**ACTION ITEM:** Your response should be every line from the entries that includes the string "badge".
[[ RECORDS FOR THIS TASK, beginning ]]
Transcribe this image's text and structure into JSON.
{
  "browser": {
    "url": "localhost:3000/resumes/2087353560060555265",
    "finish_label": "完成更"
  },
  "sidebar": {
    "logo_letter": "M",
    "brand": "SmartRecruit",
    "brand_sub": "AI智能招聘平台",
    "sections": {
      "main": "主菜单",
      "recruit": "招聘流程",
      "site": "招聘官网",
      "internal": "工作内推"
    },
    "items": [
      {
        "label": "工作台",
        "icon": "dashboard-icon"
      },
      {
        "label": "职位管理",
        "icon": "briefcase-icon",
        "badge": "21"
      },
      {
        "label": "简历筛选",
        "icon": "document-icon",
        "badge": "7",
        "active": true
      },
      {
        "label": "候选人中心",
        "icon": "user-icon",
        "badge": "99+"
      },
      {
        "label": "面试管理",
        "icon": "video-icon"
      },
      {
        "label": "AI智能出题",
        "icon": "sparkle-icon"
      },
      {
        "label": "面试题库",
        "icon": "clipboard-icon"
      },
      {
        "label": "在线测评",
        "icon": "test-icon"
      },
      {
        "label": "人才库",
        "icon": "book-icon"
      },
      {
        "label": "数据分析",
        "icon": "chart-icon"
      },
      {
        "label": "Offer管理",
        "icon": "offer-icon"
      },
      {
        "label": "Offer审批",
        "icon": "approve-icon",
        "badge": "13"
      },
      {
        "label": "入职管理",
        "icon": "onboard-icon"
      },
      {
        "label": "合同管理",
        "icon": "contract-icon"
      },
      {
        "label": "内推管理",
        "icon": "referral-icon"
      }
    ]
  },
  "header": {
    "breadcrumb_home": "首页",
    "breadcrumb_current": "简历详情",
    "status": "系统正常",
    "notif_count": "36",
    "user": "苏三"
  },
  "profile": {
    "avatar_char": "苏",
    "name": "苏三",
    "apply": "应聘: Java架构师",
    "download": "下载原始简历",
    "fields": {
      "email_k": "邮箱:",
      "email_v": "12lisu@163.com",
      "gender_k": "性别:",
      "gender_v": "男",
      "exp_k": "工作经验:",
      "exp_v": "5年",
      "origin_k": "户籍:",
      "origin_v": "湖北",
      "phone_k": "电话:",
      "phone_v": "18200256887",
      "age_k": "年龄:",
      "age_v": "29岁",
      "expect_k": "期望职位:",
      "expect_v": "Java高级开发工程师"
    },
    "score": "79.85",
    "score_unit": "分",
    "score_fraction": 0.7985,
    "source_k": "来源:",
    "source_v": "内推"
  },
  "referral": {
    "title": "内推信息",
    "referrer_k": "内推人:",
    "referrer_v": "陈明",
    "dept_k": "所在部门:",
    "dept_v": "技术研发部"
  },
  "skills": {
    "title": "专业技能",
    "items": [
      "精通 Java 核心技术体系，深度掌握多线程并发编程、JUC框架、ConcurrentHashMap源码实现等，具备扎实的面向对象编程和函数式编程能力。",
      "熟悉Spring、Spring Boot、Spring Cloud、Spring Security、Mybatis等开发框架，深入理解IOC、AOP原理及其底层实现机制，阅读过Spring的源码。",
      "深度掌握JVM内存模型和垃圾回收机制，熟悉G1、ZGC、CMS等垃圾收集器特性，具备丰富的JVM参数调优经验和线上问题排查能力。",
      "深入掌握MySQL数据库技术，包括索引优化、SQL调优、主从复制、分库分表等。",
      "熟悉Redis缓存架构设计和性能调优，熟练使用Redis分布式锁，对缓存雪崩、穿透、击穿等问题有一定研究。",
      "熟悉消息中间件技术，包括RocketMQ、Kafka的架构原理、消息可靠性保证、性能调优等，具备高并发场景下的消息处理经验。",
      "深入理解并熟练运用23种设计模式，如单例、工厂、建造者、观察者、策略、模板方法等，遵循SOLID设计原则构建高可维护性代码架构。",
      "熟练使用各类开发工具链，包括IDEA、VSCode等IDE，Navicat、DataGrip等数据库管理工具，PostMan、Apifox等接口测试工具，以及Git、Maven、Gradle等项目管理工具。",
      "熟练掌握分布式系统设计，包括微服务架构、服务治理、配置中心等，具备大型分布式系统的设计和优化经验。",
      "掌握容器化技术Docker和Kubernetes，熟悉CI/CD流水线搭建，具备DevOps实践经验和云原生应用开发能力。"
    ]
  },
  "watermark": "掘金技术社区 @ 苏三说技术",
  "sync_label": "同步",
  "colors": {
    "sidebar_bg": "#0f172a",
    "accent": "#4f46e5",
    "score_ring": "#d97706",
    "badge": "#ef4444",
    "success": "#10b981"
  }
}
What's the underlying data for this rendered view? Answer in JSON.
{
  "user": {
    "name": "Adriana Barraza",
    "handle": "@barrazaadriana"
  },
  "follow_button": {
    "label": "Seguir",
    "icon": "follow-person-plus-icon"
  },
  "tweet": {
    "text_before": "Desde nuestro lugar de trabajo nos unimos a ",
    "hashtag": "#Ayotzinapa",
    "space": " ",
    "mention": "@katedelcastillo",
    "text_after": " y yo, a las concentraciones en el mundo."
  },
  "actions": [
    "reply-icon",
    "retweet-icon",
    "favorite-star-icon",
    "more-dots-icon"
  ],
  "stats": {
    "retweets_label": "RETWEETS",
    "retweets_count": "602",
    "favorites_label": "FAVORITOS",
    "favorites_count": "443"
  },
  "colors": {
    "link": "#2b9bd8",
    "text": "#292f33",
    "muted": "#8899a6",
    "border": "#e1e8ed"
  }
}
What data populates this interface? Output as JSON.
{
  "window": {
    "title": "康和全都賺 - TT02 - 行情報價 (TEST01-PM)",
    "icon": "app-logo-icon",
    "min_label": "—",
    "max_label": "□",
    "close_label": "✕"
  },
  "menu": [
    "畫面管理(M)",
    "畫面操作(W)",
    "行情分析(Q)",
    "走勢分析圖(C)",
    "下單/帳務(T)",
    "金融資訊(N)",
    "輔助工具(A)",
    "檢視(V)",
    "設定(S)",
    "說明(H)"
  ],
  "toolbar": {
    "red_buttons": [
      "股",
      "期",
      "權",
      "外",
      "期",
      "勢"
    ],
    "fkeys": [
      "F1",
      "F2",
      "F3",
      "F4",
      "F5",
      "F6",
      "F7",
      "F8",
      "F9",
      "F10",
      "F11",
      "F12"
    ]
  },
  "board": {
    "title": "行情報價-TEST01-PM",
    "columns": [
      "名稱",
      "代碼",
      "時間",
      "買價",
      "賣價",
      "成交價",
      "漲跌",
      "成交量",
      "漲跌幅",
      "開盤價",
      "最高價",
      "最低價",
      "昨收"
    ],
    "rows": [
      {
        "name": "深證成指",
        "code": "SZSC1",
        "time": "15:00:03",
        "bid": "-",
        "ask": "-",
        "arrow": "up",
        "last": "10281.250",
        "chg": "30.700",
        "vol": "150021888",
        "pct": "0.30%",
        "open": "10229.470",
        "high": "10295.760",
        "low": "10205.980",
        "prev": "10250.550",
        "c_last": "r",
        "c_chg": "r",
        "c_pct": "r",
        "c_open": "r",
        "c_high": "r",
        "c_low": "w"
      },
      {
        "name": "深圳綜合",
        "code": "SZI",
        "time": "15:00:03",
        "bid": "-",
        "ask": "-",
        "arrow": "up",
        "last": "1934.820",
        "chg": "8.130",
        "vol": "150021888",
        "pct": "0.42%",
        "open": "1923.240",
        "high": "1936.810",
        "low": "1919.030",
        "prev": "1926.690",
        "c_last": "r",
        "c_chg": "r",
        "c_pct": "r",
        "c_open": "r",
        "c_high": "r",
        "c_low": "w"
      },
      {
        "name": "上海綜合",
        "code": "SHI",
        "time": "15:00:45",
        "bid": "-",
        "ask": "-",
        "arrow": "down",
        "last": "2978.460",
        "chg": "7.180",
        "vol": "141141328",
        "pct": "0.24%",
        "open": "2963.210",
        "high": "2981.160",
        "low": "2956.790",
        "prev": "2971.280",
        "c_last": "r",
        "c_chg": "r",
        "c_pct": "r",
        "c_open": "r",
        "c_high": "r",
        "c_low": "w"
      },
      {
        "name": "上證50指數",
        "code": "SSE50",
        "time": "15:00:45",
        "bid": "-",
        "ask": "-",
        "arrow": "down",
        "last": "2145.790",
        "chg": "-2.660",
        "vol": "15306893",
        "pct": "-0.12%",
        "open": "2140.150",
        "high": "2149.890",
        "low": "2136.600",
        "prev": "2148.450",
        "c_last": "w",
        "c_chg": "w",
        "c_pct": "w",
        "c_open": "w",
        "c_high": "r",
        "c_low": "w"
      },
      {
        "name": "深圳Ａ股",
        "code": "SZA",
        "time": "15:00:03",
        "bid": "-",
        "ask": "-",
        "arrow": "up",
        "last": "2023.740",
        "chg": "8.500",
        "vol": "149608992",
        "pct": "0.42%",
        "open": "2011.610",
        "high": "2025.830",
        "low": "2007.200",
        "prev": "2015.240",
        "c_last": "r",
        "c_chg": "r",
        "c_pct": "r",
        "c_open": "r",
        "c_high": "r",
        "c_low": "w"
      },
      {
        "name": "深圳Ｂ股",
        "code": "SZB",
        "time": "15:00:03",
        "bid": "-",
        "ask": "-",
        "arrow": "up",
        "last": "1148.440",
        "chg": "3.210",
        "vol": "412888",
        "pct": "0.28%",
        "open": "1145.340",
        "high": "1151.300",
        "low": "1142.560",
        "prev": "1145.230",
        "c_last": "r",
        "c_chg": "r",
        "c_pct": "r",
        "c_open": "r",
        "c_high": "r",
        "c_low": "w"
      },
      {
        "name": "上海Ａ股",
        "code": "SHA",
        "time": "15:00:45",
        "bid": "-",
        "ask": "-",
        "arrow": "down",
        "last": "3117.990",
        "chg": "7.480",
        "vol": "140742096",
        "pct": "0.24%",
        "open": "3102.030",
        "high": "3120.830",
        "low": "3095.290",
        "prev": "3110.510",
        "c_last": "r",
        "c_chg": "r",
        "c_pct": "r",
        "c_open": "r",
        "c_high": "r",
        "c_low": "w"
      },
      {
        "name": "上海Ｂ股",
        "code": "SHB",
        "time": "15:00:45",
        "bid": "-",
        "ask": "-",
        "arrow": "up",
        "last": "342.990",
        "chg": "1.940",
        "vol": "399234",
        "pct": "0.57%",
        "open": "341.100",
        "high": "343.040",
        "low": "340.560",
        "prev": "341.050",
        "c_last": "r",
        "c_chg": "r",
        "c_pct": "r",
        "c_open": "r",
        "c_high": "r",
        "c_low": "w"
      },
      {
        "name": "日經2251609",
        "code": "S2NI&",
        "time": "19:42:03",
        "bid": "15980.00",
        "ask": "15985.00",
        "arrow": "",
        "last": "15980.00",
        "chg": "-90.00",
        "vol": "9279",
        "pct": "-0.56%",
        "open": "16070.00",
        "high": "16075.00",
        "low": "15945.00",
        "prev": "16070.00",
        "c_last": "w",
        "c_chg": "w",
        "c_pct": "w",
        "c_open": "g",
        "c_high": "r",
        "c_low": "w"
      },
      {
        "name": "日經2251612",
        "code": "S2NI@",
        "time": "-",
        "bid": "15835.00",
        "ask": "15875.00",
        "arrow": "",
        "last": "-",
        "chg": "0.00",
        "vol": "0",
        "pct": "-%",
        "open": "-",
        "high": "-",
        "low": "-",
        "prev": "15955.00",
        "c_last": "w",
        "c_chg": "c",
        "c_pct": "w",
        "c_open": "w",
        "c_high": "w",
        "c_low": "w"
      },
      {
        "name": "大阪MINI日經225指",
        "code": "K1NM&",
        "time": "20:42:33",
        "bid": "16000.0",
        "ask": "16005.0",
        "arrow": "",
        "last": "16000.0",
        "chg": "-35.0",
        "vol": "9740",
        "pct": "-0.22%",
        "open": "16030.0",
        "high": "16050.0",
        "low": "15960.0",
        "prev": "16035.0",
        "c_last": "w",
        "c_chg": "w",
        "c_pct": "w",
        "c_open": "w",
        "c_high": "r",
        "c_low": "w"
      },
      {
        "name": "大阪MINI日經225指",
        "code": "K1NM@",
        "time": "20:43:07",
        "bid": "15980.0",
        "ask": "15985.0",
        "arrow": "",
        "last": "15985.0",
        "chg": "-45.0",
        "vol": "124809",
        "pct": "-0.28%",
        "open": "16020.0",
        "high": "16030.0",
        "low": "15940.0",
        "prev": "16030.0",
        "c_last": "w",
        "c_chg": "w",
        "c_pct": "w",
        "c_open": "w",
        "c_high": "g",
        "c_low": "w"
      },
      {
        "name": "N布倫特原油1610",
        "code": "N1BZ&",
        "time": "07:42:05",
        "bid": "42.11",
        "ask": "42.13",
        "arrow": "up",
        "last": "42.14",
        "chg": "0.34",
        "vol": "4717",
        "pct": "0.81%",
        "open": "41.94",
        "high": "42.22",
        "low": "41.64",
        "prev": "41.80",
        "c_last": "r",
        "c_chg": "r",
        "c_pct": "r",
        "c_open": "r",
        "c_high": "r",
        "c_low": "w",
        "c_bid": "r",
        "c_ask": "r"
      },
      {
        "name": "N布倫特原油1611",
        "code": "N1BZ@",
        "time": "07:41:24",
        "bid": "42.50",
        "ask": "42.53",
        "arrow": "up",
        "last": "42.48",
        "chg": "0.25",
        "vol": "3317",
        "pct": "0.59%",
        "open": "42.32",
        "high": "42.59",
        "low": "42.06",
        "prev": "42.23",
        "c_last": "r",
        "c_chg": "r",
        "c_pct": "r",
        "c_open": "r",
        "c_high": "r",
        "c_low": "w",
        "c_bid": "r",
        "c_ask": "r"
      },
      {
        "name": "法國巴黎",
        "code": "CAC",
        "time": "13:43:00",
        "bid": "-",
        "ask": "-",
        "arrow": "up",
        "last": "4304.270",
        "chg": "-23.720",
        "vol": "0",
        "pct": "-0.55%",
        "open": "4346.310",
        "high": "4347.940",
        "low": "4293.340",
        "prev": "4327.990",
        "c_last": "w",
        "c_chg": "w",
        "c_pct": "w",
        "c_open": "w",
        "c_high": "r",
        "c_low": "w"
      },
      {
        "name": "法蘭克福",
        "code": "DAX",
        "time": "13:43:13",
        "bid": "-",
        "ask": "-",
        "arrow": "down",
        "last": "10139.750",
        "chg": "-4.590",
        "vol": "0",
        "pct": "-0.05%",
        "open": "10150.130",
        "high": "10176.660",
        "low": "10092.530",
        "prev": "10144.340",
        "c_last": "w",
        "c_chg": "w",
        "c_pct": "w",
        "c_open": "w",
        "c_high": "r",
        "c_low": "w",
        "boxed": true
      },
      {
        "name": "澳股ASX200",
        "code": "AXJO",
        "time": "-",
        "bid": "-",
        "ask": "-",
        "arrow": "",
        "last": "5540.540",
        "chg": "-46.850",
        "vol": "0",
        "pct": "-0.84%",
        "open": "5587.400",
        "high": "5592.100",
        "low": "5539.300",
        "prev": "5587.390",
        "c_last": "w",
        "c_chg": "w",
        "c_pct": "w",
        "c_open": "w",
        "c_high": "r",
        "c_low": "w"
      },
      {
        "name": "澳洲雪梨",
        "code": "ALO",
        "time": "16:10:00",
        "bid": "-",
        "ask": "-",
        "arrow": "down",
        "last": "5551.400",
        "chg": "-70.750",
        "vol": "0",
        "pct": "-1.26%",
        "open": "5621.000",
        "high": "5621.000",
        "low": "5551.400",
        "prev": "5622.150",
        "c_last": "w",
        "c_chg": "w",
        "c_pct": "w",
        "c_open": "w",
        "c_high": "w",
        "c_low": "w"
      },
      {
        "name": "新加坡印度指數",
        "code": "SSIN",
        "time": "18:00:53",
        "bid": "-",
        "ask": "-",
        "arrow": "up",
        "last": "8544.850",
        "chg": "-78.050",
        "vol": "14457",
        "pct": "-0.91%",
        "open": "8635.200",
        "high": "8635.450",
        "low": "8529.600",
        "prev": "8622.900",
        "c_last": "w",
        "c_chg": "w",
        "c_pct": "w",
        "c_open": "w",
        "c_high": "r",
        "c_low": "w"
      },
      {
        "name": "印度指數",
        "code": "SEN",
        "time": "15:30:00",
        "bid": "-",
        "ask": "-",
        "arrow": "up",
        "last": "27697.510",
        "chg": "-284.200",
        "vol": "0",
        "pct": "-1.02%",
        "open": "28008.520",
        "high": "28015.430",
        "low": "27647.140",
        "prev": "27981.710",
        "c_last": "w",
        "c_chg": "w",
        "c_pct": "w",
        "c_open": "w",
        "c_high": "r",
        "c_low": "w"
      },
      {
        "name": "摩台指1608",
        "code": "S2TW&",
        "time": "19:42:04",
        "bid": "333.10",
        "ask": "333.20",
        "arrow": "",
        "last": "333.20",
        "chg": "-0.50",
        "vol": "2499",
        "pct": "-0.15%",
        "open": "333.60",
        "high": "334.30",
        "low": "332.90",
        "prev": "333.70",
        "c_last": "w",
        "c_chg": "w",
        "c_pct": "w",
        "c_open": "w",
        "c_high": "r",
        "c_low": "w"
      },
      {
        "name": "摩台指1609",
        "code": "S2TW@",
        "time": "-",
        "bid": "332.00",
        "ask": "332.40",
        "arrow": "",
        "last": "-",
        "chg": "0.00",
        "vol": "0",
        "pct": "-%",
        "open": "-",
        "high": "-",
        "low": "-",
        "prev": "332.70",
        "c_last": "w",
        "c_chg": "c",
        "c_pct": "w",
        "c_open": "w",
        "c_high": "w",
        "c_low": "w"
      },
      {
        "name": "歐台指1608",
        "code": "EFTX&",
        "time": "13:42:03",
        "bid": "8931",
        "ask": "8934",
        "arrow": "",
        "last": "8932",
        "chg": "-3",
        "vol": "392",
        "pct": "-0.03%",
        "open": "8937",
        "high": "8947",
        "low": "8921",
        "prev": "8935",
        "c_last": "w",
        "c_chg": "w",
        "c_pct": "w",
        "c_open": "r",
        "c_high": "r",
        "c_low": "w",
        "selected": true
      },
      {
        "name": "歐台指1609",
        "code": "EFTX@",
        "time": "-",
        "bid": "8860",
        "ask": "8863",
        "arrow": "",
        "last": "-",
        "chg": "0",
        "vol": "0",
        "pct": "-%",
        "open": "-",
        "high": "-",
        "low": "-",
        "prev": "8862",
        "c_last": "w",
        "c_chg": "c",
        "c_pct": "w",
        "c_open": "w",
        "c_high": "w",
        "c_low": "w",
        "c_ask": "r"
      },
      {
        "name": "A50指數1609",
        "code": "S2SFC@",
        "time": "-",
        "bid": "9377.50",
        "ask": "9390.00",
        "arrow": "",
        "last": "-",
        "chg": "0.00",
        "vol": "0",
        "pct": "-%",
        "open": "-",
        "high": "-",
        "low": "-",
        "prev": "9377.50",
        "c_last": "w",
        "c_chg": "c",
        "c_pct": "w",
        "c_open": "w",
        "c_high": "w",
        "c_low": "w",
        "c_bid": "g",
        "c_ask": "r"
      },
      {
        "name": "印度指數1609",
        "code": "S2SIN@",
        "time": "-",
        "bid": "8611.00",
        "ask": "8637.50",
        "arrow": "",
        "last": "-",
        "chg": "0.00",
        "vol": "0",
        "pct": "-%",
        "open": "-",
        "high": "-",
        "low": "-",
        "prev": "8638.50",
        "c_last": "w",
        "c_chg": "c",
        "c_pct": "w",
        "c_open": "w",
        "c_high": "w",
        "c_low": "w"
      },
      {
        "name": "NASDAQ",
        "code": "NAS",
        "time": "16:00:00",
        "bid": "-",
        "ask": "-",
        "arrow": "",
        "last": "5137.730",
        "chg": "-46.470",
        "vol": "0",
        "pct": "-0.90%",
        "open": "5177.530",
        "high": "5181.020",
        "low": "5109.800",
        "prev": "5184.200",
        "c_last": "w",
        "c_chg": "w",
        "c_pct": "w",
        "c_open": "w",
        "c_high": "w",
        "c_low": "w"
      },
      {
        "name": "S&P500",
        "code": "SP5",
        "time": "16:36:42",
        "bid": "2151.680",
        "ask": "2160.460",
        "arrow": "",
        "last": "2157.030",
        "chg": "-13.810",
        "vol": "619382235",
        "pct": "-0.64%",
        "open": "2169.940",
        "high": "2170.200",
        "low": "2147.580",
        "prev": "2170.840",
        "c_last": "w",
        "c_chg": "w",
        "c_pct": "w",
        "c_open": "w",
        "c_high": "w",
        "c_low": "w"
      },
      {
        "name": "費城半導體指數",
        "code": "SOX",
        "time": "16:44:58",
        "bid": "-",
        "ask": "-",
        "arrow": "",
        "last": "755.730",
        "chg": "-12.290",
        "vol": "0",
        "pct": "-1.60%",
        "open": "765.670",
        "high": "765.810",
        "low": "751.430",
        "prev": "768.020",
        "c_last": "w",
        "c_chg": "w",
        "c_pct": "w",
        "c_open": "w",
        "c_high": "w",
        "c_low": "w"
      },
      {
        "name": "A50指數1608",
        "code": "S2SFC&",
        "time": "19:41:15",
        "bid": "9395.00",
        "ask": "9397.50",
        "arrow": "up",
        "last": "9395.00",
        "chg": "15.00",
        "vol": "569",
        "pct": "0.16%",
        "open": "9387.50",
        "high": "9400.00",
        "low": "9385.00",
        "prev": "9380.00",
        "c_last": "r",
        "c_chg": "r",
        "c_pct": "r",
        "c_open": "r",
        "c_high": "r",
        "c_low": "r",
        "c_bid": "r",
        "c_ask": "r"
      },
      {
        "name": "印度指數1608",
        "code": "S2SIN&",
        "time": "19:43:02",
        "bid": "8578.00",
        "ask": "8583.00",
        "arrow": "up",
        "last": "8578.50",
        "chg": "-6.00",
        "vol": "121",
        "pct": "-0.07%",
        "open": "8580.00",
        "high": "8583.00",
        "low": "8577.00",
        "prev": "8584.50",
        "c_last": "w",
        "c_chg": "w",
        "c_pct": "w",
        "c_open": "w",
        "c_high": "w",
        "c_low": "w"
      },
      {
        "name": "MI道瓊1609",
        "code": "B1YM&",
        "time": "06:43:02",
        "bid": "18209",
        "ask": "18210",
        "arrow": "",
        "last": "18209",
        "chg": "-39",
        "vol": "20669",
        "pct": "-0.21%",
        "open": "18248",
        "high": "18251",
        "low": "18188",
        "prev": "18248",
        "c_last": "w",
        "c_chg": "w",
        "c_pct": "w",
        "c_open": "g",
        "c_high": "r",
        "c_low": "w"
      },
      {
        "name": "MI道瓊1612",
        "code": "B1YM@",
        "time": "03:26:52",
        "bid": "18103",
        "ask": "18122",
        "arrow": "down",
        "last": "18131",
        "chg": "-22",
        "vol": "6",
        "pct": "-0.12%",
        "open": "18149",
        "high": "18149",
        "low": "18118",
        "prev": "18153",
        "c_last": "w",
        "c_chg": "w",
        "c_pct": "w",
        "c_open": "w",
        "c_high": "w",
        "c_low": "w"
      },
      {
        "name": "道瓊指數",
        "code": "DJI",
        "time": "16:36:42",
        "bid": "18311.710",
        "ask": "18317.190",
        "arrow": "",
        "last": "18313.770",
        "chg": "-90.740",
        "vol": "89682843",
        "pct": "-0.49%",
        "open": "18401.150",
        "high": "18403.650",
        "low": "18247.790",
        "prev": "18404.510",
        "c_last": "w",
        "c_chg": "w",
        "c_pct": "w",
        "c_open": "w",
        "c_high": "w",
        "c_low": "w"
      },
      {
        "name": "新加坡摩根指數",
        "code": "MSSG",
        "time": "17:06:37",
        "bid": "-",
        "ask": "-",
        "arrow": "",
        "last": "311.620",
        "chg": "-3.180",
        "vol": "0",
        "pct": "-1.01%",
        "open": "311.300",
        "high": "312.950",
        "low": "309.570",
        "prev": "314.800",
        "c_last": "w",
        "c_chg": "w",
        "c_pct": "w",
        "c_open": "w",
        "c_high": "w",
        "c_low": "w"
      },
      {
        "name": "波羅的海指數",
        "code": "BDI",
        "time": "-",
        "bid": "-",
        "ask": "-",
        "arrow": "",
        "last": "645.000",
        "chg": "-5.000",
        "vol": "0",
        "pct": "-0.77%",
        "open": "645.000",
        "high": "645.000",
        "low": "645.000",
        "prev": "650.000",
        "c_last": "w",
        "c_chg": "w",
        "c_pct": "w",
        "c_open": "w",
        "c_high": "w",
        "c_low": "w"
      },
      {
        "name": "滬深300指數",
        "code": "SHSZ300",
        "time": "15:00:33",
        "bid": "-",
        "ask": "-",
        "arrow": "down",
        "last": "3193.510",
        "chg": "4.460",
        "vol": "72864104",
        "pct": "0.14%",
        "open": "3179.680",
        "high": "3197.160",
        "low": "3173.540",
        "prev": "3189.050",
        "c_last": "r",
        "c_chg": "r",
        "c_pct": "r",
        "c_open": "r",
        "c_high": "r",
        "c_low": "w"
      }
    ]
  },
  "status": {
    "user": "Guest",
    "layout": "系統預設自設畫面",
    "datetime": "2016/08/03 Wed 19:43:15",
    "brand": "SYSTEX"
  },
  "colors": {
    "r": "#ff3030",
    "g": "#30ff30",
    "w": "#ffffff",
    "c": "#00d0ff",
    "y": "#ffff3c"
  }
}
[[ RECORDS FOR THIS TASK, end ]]
**YOUR SOLUTION:**
        "badge": "21"
        "badge": "7",
        "badge": "99+"
        "badge": "13"
    "badge": "#ef4444",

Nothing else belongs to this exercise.